Cite This Page:

NIH/National Institute of General Medical Sciences. "Changing Our Clocks: New Research Explores How Our Bodies Keep Time." ScienceDaily. ScienceDaily, 11 February 2008. <www.sciencedaily.com/releases/2008/02/080208162238.htm>.
NIH/National Institute of General Medical Sciences. (2008, February 11). Changing Our Clocks: New Research Explores How Our Bodies Keep Time. ScienceDaily. Retrieved December 19, 2014 from www.sciencedaily.com/releases/2008/02/080208162238.htm
NIH/National Institute of General Medical Sciences. "Changing Our Clocks: New Research Explores How Our Bodies Keep Time." ScienceDaily. www.sciencedaily.com/releases/2008/02/080208162238.htm (accessed December 19, 2014).

Share This


More From ScienceDaily



More Health & Medicine News

Friday, December 19, 2014

Featured Research

from universities, journals, and other organizations


Featured Videos

from AP, Reuters, AFP, and other news services

Kids Die While Under Protective Services

Kids Die While Under Protective Services

AP (Dec. 18, 2014) As part of a six-month investigation of child maltreatment deaths, the AP found that hundreds of deaths from horrific abuse and neglect could have been prevented. AP's Haven Daley reports. (Dec. 18) Video provided by AP
Powered by NewsLook.com
Dads-To-Be Also Experience Hormone Changes During Pregnancy

Dads-To-Be Also Experience Hormone Changes During Pregnancy

Newsy (Dec. 18, 2014) A study from University of Michigan researchers found that expectant fathers see a decrease in testosterone as the baby's birth draws near. Video provided by Newsy
Powered by NewsLook.com
Prenatal Exposure To Pollution Might Increase Autism Risk

Prenatal Exposure To Pollution Might Increase Autism Risk
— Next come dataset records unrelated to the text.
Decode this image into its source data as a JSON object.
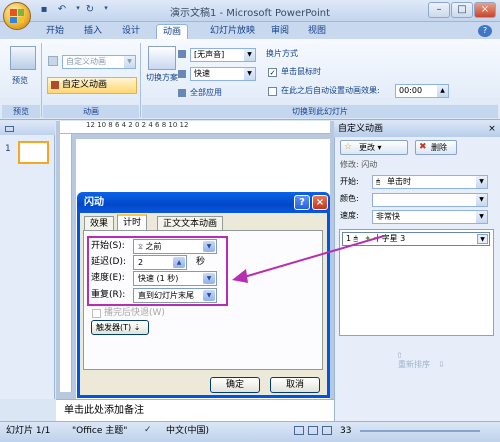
{
  "window": {
    "title": "演示文稿1 - Microsoft PowerPoint"
  },
  "tabs": [
    "开始",
    "插入",
    "设计",
    "动画",
    "幻灯片放映",
    "审阅",
    "视图"
  ],
  "active_tab": "动画",
  "ribbon": {
    "preview_label": "预览",
    "preview_group": "预览",
    "animate_label": "自定义动画",
    "custom_anim_button": "自定义动画",
    "anim_group": "动画",
    "transition_scheme_label": "切换方案",
    "sound_value": "[无声音]",
    "speed_value": "快速",
    "apply_all": "全部应用",
    "advance_label": "换片方式",
    "on_click": "单击鼠标时",
    "auto_after": "在此之后自动设置动画效果:",
    "auto_time": "00:00",
    "transition_group": "切换到此幻灯片"
  },
  "ruler": "12  10  8  6  4  2  0  2  4  6  8  10  12",
  "notes_placeholder": "单击此处添加备注",
  "slide_number": "1",
  "task_pane": {
    "title": "自定义动画",
    "change_button": "更改",
    "delete_button": "删除",
    "modify_label": "修改: 闪动",
    "start_label": "开始:",
    "start_value": "单击时",
    "color_label": "颜色:",
    "speed_label": "速度:",
    "speed_value": "非常快",
    "item_index": "1",
    "item_name": "十字星 3",
    "reorder_label": "重新排序"
  },
  "dialog": {
    "title": "闪动",
    "tabs": [
      "效果",
      "计时",
      "正文文本动画"
    ],
    "active_tab": "计时",
    "start_label": "开始(S):",
    "start_value": "之前",
    "delay_label": "延迟(D):",
    "delay_value": "2",
    "delay_unit": "秒",
    "speed_label": "速度(E):",
    "speed_value": "快速 (1 秒)",
    "repeat_label": "重复(R):",
    "repeat_value": "直到幻灯片末尾",
    "rewind_label": "播完后快退(W)",
    "trigger_button": "触发器(T)",
    "ok_button": "确定",
    "cancel_button": "取消"
  },
  "status": {
    "slide_info": "幻灯片 1/1",
    "theme": "\"Office 主题\"",
    "language": "中文(中国)",
    "zoom": "33"
  },
  "colors": {
    "accent": "#0054e3",
    "highlight": "#b72fb0",
    "ribbon_text": "#15428b"
  }
}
Newsy (Dec. 18, 2014) Harvard researchers found children whose mothers were exposed to high pollution levels in the third trimester were twice as likely to develop autism. Video provided by Newsy
Powered by NewsLook.com
UN: Up to One Million Facing Hunger in Ebola-Hit Countries

UN: Up to One Million Facing Hunger in Ebola-Hit Countries

AFP (Dec. 17, 2014) Border closures, quarantines and crop losses in West African nations battling the Ebola virus could lead to as many as one million people going hungry, UN food agencies said on Wednesday. Duration: 00:52 Video provided by AFP
Powered by NewsLook.com

Search ScienceDaily

Number of stories in archives: 140,361

Find with keyword(s):
Enter a keyword or phrase to search ScienceDaily for related topics and research stories.

Save/Print:
Share:

Breaking News:

Strange & Offbeat Stories


Health & Medicine

Mind & Brain

Living & Well

In Other News

... from NewsDaily.com

Science News

Health News

Environment News

Technology News



Save/Print:
Share:

Free Subscriptions


Get the latest science news with ScienceDaily's free email newsletters, updated daily and weekly. Or view hourly updated newsfeeds in your RSS reader:

Get Social & Mobile


Keep up to date with the latest news from ScienceDaily via social networks and mobile apps:

Have Feedback?


Tell us what you think of ScienceDaily -- we welcome both positive and negative comments. Have any problems using the site? Questions?
Mobile: iPhone Android Web
Follow: Facebook Twitter Google+
Subscribe: RSS Feeds Email Newsletters
Latest Headlines Health & Medicine Mind & Brain Space & Time Matter & Energy Computers & Math Plants & Animals Earth & Climate Fossils & Ruins